Tips and Tools For Restful Sleep
Establishing healthy sleep habits is considered good sleep hygiene. These habits are meant to help you fall asleep faster and remain asleep longer.There are as many tips for promoting restful sleep as there are people on this earth. It is up to each individual to establish a combination of them that will routinely provide them with quality sleep. You owe it to yourself, your family, your boss, and your co-workers to make sleeping well a priority.
There are several specific activities one should avoid within 2-3 hours of bedtime and others that will aid your transition into and enhance your time at rest.
Going to bed when you are sleepy is one of them. If, after about 20 minutes, you find yourself tossing and turning, by all means, get up. Read a boring book in low light.
Listen to quiet slow paced music until you feel as if you could fall asleep.
The consumption of alcohol and caffeinated beverages before bed is discouraged. They actually increase the number of times you will wake during the night.
Nicotine acts as a stimulant so it is best to refrain from its use before bed. Better yet, if you are hopelessly addicted to nicotine, joining a cessation group is a great idea. Sharing like experiences, laughing, and talking with others while working toward a goal has been shown to create a sense of well-being. This, in turn, promotes relaxation.
Eating anything more than a light snack may cause digestive issues (upset stomach) while you are trying to rest. A glass of warm milk is ideal before bed as it contains tryptophan. Tryptophan is a natural sleeping agent.
If you must exercise before bed, consider limiting yourself to a short walk. Strenuous exercise increases your level of alertness which is not conducive to rest.
Use your electronics (cell phone, tablet, computer) sparingly, if at all, before you plan to go to bed. Studies have shown a correlation between wakefulness and the light generated by these devices.
A bedtime ritual might include meditation or yoga to quiet your mind before bed.
A warm bath before heading to bed is essential to some people.
It is highly recommended that you reserve your bed for sleep and intimacy only. This strengthens the association between your bed and sleep. Reading, watching television, playing games, etc…while in bed will make it more difficult to wind down.
Try to sleep on a comfortable mattress and pillows.
Keep the ambient room temperature between 60 and 67 degrees F. A quiet darkened cool room will assist you to remain in a state of undisturbed deep sleep for longer stretches of time.
You will sleep better if you are able to clear your mind of work-related thoughts. It is suggested that you write yourself a list of the more prominent work-related issues that are keeping you from relaxing and put it on the nightstand to be dealt with in the morning. This is an example of how to separate your work life from your home life.
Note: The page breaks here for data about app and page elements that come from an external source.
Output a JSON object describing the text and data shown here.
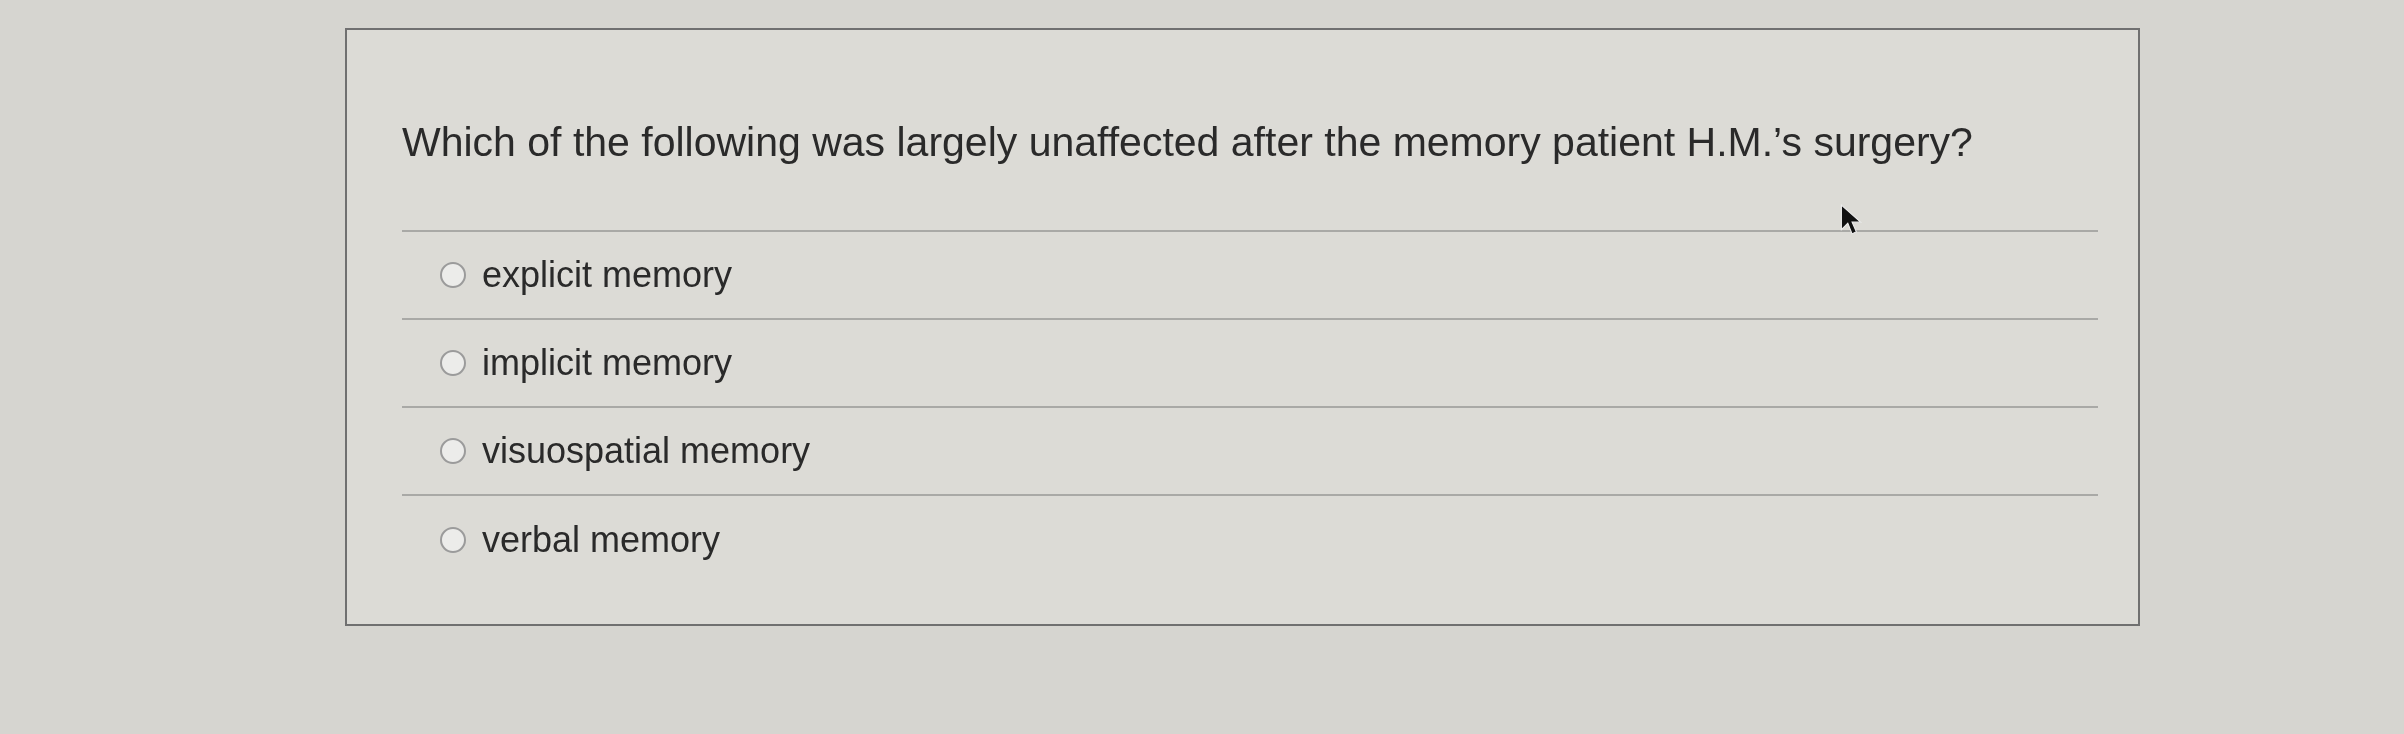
{
  "question": {
    "text": "Which of the following was largely unaffected after the memory patient H.M.’s surgery?"
  },
  "options": [
    {
      "label": "explicit memory",
      "selected": false
    },
    {
      "label": "implicit memory",
      "selected": false
    },
    {
      "label": "visuospatial memory",
      "selected": false
    },
    {
      "label": "verbal memory",
      "selected": false
    }
  ]
}
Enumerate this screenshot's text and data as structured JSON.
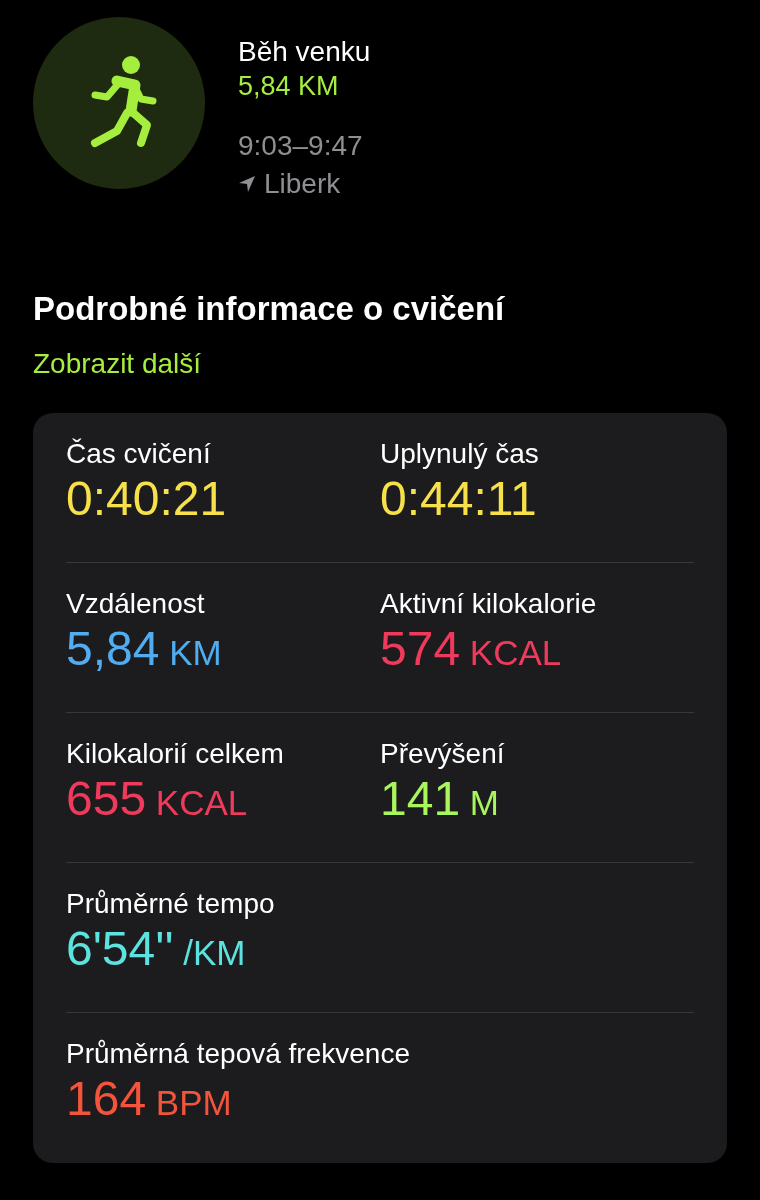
{
  "workout": {
    "title": "Běh venku",
    "distance": "5,84 KM",
    "time": "9:03–9:47",
    "location": "Liberk"
  },
  "details": {
    "heading": "Podrobné informace o cvičení",
    "link": "Zobrazit další",
    "rows": [
      {
        "cells": [
          {
            "label": "Čas cvičení",
            "value": "0:40:21",
            "color": "#f6e14b"
          },
          {
            "label": "Uplynulý čas",
            "value": "0:44:11",
            "color": "#f6e14b"
          }
        ]
      },
      {
        "cells": [
          {
            "label": "Vzdálenost",
            "value": "5,84",
            "unit": "KM",
            "color": "#52adf0"
          },
          {
            "label": "Aktivní kilokalorie",
            "value": "574",
            "unit": "KCAL",
            "color": "#ef3a5c"
          }
        ]
      },
      {
        "cells": [
          {
            "label": "Kilokalorií celkem",
            "value": "655",
            "unit": "KCAL",
            "color": "#ef3a5c"
          },
          {
            "label": "Převýšení",
            "value": "141",
            "unit": "M",
            "color": "#a8f55c"
          }
        ]
      },
      {
        "cells": [
          {
            "label": "Průměrné tempo",
            "value": "6'54''",
            "unit": "/KM",
            "color": "#5ce3df"
          }
        ]
      },
      {
        "cells": [
          {
            "label": "Průměrná tepová frekvence",
            "value": "164",
            "unit": "BPM",
            "color": "#f4533c"
          }
        ]
      }
    ]
  }
}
If you experience sleep disturbances after doing your best to take to heart these suggestions I would venture to say that a trip to your family physician is in order. Your doctor has many diagnostic tools and treatment modalities at the ready. Your physician knows what pre-existing conditions you might have and will be able to counsel you regarding these and, also, any medications or supplements you might take. Sometimes a mild non-narcotic sleeping medication, taken for a short time, is all you need to re-establish your sleep regimen.
Melatonin is a naturally occurring hormone that is said to regulate wakefulness. It is available by prescription and over the counter. There are many that swear by this and others that doubt its efficacy. (It is recommended that you consult with your doctor before taking any medication or supplement.)
Studies over the years have shown that following a set sleep schedule 7 days a week/365 days a year contributes dramatically to living your best life.
A life where you are rested, alert, focused, creative and ready for whatever may come!